Despite having free access countrywide, Namibians have been reluctant to take up the vaccinations since the government’s programme started in mid-April.
The World Health Organisation (WHO) and ministry of health on Monday pleaded with churches to adhere to Covid-19 measures in order to restrict the spread of the virus, as well as to encourage members to get vaccinated.
WHO representative in Namibia Dr Charles Sagoe-Moses said Covid-19
vaccines save millions of lives, adding that the religious community needs to partner with the government to help promote the uptake of the Covid-19 vaccine as a life-saving measure for oneself and loved ones.
The survey, conducted from December to February, is Afrobarometer’s first under its AB Calling telephone survey label.
With 55 812 Covid-19 cases and 854 deaths as of Tuesday, reported by the health
ministry, the country is facing its biggest health crisis since the start of the pandemic. On Tuesday alone, the ministry announced 263 new Covid-19 confirmed cases from
1 297 results in the last 24 hours, representing 20% positivity ratio.
The ministry also announced the highest number of 24 deaths, saying no vaccination status of all the victims could be confirmed.
By Tuesday, the total number of people vaccinated with the first dose of Sinopharm stood at 28 289, while those vaccinated with the first dose of AstraZeneca vaccines stood at 40 857, bringing the total number of people vaccinated with the first dose of both Sinopharm and AstraZeneca to 69 146.
The number of those vaccinated with the second dose of both Sinopharm and AstraZeneca stood at 9 574 by Tuesday.
“Vaccination protects against diseases, hospitalisation and death,” the health official reminded citizens.
Furthermore, the study found that two-thirds (65%) of citizens do not trust the government to ensure any Covid-19 vaccine that is developed or offered to Namibians is safe.

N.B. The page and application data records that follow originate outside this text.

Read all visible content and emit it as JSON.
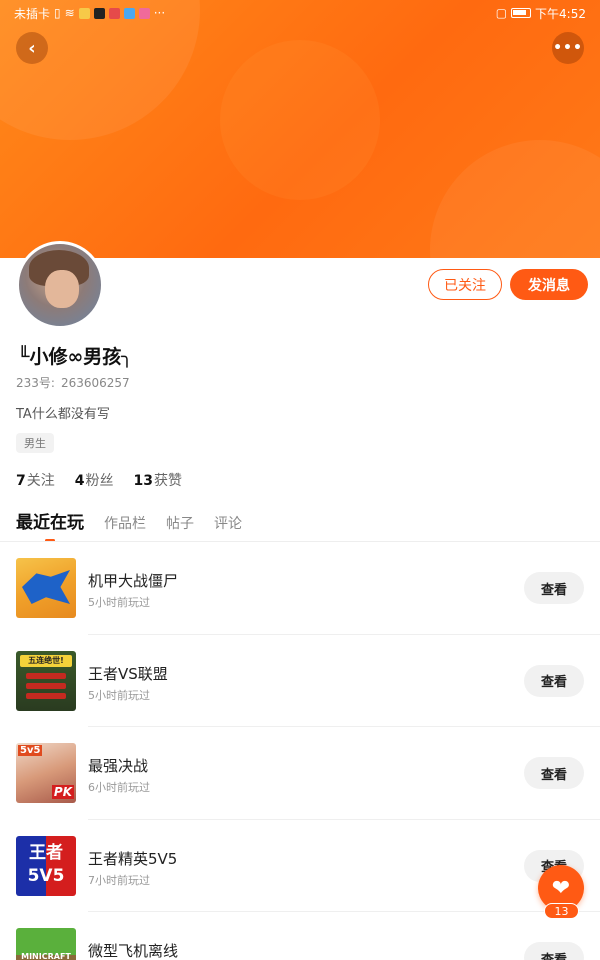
{
  "status_bar": {
    "carrier": "未插卡",
    "time": "下午4:52",
    "more": "···"
  },
  "colors": {
    "accent": "#ff5a14",
    "banner": "#ff7a18"
  },
  "header": {
    "back_icon": "back-arrow-icon",
    "more_icon": "more-dots-icon"
  },
  "profile": {
    "nickname": "╙小修∞男孩╮",
    "uid_label": "233号:",
    "uid": "263606257",
    "bio": "TA什么都没有写",
    "gender": "男生",
    "followed_label": "已关注",
    "message_label": "发消息",
    "stats": {
      "following_count": "7",
      "following_label": "关注",
      "fans_count": "4",
      "fans_label": "粉丝",
      "likes_count": "13",
      "likes_label": "获赞"
    }
  },
  "tabs": [
    {
      "label": "最近在玩",
      "active": true
    },
    {
      "label": "作品栏",
      "active": false
    },
    {
      "label": "帖子",
      "active": false
    },
    {
      "label": "评论",
      "active": false
    }
  ],
  "games": [
    {
      "title": "机甲大战僵尸",
      "time": "5小时前玩过",
      "action": "查看"
    },
    {
      "title": "王者VS联盟",
      "time": "5小时前玩过",
      "action": "查看"
    },
    {
      "title": "最强决战",
      "time": "6小时前玩过",
      "action": "查看"
    },
    {
      "title": "王者精英5V5",
      "time": "7小时前玩过",
      "action": "查看"
    },
    {
      "title": "微型飞机离线",
      "time": "",
      "action": "查看"
    }
  ],
  "thumb_text": {
    "g2_banner": "五连绝世!",
    "g3_corner": "5v5",
    "g3_badge": "PK",
    "g4_line1": "王者",
    "g4_line2": "5V5",
    "g5_text": "MINICRAFT"
  },
  "fab": {
    "icon": "heart-icon",
    "count": "13"
  }
}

Similarly, the study also found that about nine out of 10 adult Namibians say they are “somewhat” or “very” worried that a member of their household will become sick with Covid-19 (86%) and that the pandemic will negatively affect the country’s economy (94%), their household’s economic situation (92%), and the future well-being of
Namibia’s children (94%).

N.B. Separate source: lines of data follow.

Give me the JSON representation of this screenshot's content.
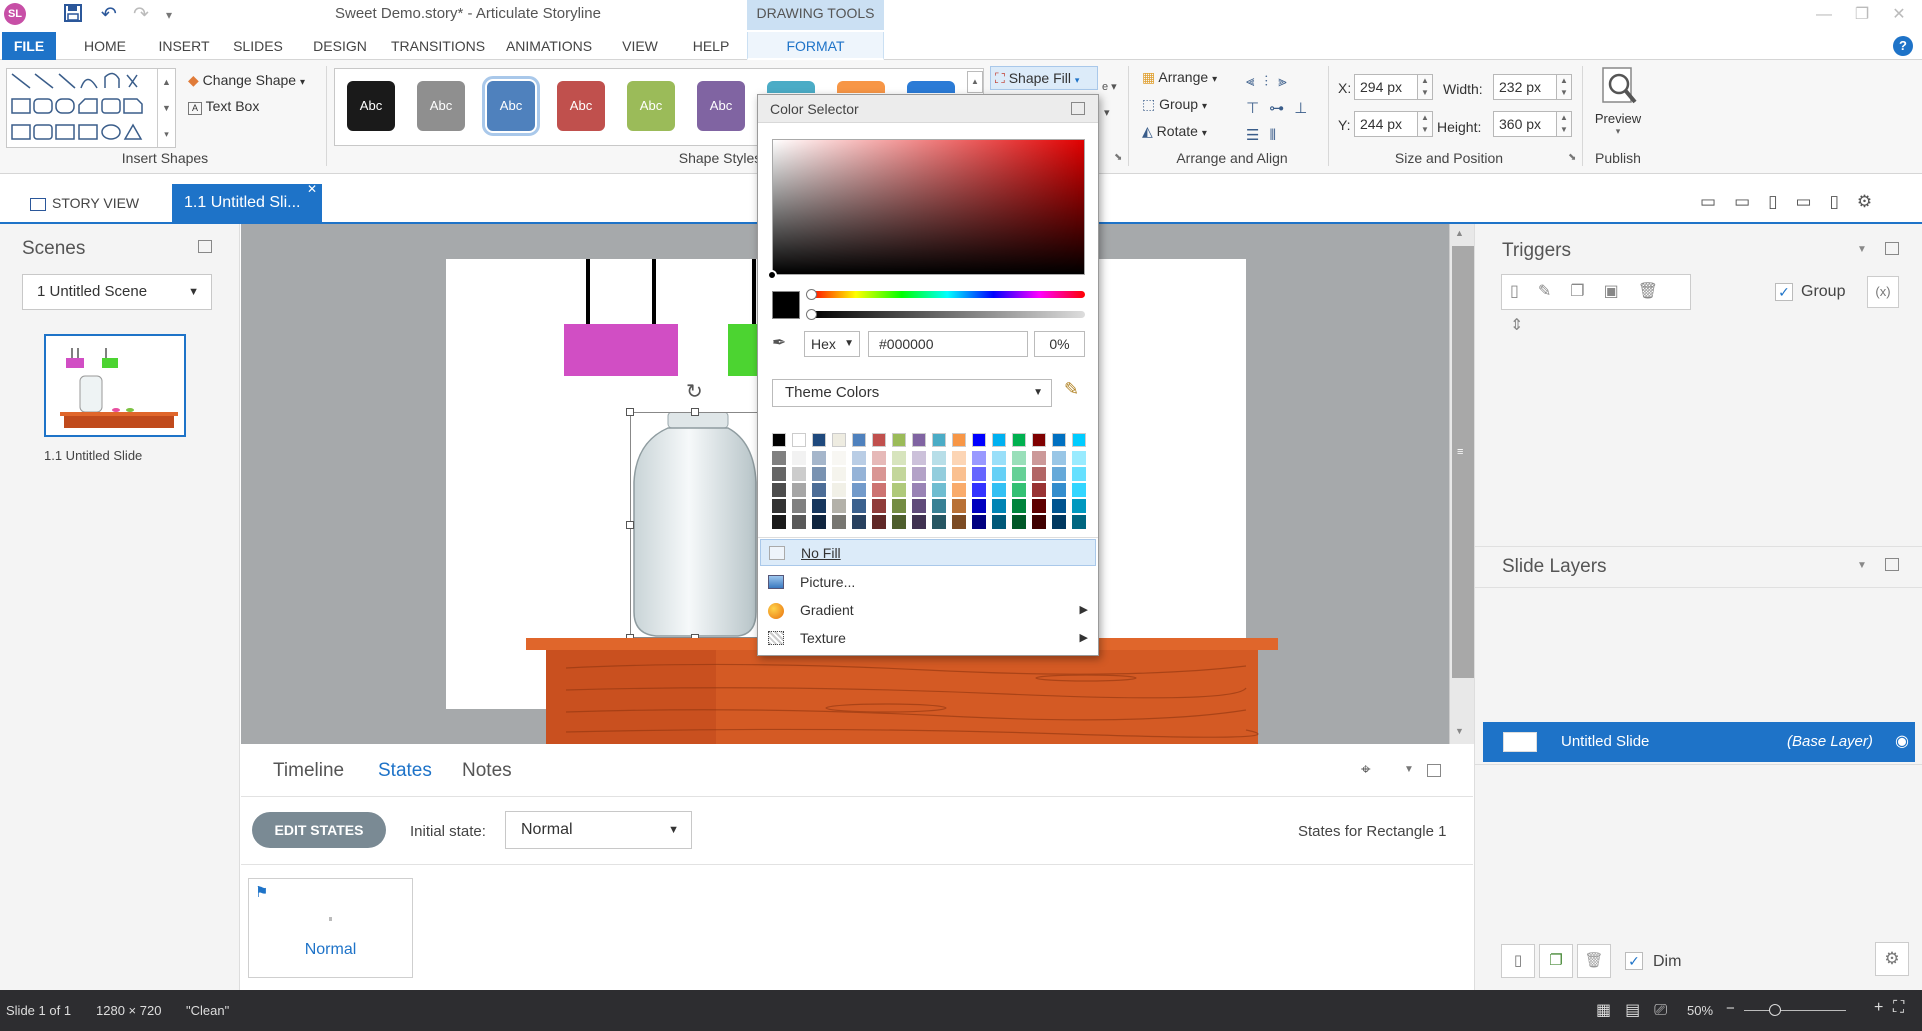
{
  "app": {
    "logo_text": "SL",
    "title": "Sweet Demo.story* - Articulate Storyline",
    "contextual_header": "DRAWING TOOLS"
  },
  "ribbon_tabs": [
    "FILE",
    "HOME",
    "INSERT",
    "SLIDES",
    "DESIGN",
    "TRANSITIONS",
    "ANIMATIONS",
    "VIEW",
    "HELP",
    "FORMAT"
  ],
  "ribbon": {
    "insert_shapes": {
      "change_shape": "Change Shape",
      "text_box": "Text Box",
      "label": "Insert Shapes"
    },
    "shape_styles": {
      "label": "Shape Styles",
      "shape_fill": "Shape Fill",
      "sample": "Abc",
      "styles": [
        {
          "bg": "#1a1a1a"
        },
        {
          "bg": "#8f8f8f"
        },
        {
          "bg": "#4f81bd",
          "selected": true
        },
        {
          "bg": "#c0504d"
        },
        {
          "bg": "#9bbb59"
        },
        {
          "bg": "#8064a2"
        }
      ]
    },
    "arrange": {
      "arrange": "Arrange",
      "group": "Group",
      "rotate": "Rotate",
      "label": "Arrange and Align"
    },
    "size_position": {
      "x_label": "X:",
      "x_value": "294 px",
      "y_label": "Y:",
      "y_value": "244 px",
      "width_label": "Width:",
      "width_value": "232 px",
      "height_label": "Height:",
      "height_value": "360 px",
      "label": "Size and Position"
    },
    "publish": {
      "preview": "Preview",
      "label": "Publish"
    }
  },
  "story_tabs": {
    "story_view": "STORY VIEW",
    "slide_tab": "1.1 Untitled Sli..."
  },
  "scenes": {
    "title": "Scenes",
    "dropdown": "1 Untitled Scene",
    "slide_label": "1.1 Untitled Slide"
  },
  "bottom": {
    "tabs": [
      "Timeline",
      "States",
      "Notes"
    ],
    "active_tab": "States",
    "edit_states": "EDIT STATES",
    "initial_state_label": "Initial state:",
    "initial_state_value": "Normal",
    "states_for": "States for Rectangle 1",
    "state_card": "Normal"
  },
  "triggers": {
    "title": "Triggers",
    "group": "Group"
  },
  "layers": {
    "title": "Slide Layers",
    "base_name": "Untitled Slide",
    "base_tag": "(Base Layer)",
    "dim": "Dim"
  },
  "status": {
    "slide": "Slide 1 of 1",
    "size": "1280 × 720",
    "theme": "\"Clean\"",
    "zoom": "50%"
  },
  "color_selector": {
    "title": "Color Selector",
    "mode": "Hex",
    "hex": "#000000",
    "transparency": "0%",
    "palette_name": "Theme Colors",
    "base_row": [
      "#000000",
      "#ffffff",
      "#1f497d",
      "#eeece1",
      "#4f81bd",
      "#c0504d",
      "#9bbb59",
      "#8064a2",
      "#4bacc6",
      "#f79646",
      "#0000ff",
      "#00b0f0",
      "#00b050",
      "#7f0000",
      "#0070c0",
      "#00ccff"
    ],
    "menu": [
      "No Fill",
      "Picture...",
      "Gradient",
      "Texture"
    ]
  }
}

Furthermore, half (50%) of the Namibians say they are unlikely to get vaccinated – even if the government says the vaccine is safe, while more than three out of four citizens (77%) report they are worried that companies that make Covid-19 vaccines will try to test them on ordinary Namibians – even if they have not been proven to be safe.
According to the report, about 76 500 vaccine doses have been administered, according to the World Health Organisation (WHO). Slow vaccine uptake is of great concern, with a third wave of infections looming large during this winter period.
Despite government’s warnings, Namibians continue to flock to church services and funerals, which have been flagged as
spreaders of the virus.
Government last week limited the number of people at public gatherings to 50 to help curb the spread.
At the engagement with churches, health minister Dr Kalumbi Shangula urged all community leaders, spiritual leaders as well as elected and traditional leaders to spread the correct messages about the vaccination campaigns as having been established through proper medical and scientific procedures the ministry of health strictly follows. “As we continue to state, our national Covid-19 preparedness and response is informed by science and we will never do anything to cause harm to the Namibian people,” said Shangula.